In recent months writers of newspaper articles, editorials and episcopal letters have been unfair to the men who oppose the right of women to vote in a certain parish. These men have done nothing wrong. Nor have they violated any tradition, dogma or practice of our Holy Orthodox Church. Since this may sound strange, let me explain briefly.
Our church clings tenaciously and proudly to her venerable traditions, many of which enabled her to survive andindeed to triumph over long centuries of persecution, enslavement and even hostility from the rest of Christendom. Among her traditions there is one concerning the place of women in the church. It is this tradition that is involved in the present sad controversy at this parish. Our priests, theologians and hierarchs identify this particular tradition as one which "is spelled with a capital T." As such, they tell us, it cannot be discussed, much less challenged or changed.
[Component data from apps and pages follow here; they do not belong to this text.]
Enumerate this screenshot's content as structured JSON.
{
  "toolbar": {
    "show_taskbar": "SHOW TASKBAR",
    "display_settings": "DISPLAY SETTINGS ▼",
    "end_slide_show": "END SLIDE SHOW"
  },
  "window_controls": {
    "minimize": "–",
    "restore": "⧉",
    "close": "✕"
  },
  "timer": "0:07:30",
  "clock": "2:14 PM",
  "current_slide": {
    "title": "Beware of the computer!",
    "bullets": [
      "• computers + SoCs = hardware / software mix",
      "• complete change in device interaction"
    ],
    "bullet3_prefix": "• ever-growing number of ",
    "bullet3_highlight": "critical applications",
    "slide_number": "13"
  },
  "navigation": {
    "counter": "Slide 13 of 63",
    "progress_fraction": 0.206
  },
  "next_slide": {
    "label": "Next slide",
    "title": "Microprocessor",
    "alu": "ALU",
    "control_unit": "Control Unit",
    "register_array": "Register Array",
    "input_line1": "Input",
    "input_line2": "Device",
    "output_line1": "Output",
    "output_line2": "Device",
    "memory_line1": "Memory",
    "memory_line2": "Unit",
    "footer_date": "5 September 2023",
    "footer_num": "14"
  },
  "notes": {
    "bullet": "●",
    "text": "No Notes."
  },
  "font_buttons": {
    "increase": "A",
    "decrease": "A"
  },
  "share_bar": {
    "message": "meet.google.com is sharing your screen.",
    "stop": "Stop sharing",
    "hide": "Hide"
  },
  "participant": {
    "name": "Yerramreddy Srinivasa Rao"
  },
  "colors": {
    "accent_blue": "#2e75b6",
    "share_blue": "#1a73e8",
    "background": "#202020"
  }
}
This tradition spelled with a capital "T" is ancient, well-defined and enforced in the praxis of the church. A thousand times it has been proclaimed from pulpits and explained in theological treatises and commentaries written by the greatest preachers and theologians of the Orthodox Church . The magnificent hymns of our liturgy also reflect this tradition.
This tradition spelled with a capital "T" admits no and's, if's and but's. According to it, women are "unclean" during the menstrual period and for forty days after childbirth. Inherited from the Old Testament, this tradition denies all women at all times access to the Altar. For example this explains why there are no altar girls, although surely little girls are as innocent as little boys in the eyes of God. In maintaining this tradition which discriminates against females the church forgets that Christ consistently broke the gender taboos of his culture and faith.
Secondly, this tradition spelled with a capital "T" is based on the prejudiced qualitative premise that woman is first in the order of sin and second in the order of creation. Translated into concrete terms, this means that woman is more sinful than and inferior to man. Consequently, in both church and society she must willingly accept silence, submission and subordination as her proper place. Thus for almost two thousand years the Christian daughters of Eve have been denied equal dignity and full participation in the life of the church.
St. Cyril of Alexandria, a most eloquent and influential Greek father of the church, summed it all up in a nutshell: "in everything the male must rule and everywhere the female must remain in second class." This being the traditional teaching and practice of the church, clearly equality would upset the right order of relationships between female and male and create chaos in the church. The historical record shows that it would be unorthodox for the women of this parish to have the vote. (I am aware of the fact that in all other parishes women do vote.)
Just as clearly, the majority of the men of this parish are right in their opposition to votes for women. It is these men and not their critics and opponents who are loyally defending the tradition spelled with a capital "T." To criticize them is to be very unfair. All they have done is to kill in their parish the dragon known as equality for women.